Automation of agricultural processes is one way to deal with the expected increase in food demand. In this work, the CAL is challenged to study how to introduce a manipulator into a tomato transplanting process.  The aim is to reduce the number of labor by introducing manipulators to the widespread semi-automatic transplanters.

The main problem that must be solved in introducing a manipulator in a semi-automatic transplant is the automatic detection of the plant positions.  First, it is necessary to estimate the box where plants lie. Once that the box position is known, the problem is reduced into a pick-and-place task. With the estimated box position, the stem position can be roughly estimated, since the distance between the holes and
their total number are known.
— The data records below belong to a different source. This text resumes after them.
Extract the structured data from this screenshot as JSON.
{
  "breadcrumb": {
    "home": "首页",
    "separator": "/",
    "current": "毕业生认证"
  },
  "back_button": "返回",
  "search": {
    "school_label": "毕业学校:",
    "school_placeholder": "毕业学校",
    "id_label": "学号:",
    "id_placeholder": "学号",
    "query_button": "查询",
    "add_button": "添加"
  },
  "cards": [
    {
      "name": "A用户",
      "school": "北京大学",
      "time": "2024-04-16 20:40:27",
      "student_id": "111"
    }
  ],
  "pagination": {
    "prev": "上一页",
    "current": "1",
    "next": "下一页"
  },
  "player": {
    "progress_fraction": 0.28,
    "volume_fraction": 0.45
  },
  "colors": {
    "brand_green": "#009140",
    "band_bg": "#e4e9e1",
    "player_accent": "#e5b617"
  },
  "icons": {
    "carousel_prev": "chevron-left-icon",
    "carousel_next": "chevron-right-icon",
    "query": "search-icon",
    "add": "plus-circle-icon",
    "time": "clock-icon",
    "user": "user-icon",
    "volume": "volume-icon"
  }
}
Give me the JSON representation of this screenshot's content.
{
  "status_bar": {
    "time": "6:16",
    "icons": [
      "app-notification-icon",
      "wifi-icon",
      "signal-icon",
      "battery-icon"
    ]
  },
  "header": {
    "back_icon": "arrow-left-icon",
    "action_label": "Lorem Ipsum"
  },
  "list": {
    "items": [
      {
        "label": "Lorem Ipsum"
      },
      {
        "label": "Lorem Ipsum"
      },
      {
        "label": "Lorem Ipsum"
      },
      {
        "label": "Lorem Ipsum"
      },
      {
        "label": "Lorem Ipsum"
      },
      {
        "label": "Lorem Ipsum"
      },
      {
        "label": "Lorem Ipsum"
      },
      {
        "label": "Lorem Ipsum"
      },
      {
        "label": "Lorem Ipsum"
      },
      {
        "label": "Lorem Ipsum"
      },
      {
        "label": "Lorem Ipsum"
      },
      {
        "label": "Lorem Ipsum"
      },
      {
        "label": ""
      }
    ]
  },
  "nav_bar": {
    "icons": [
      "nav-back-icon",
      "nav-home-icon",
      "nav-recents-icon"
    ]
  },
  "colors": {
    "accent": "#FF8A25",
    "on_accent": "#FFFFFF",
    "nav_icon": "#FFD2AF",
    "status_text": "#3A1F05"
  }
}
The proposed laboratory setup consisting of a manipulator, a vision subsystem and ROS shows the feasibility of having a partially automated tomato transplanting machine using a manipulator (Figure 1, Figure 2).

Figure 1: The proposed system.


Figure 2:  Vision subsystem scheme.



Figure 3: Position measurement of the gripper with a grabbed plant. The plant thickness average is 2.85 mm.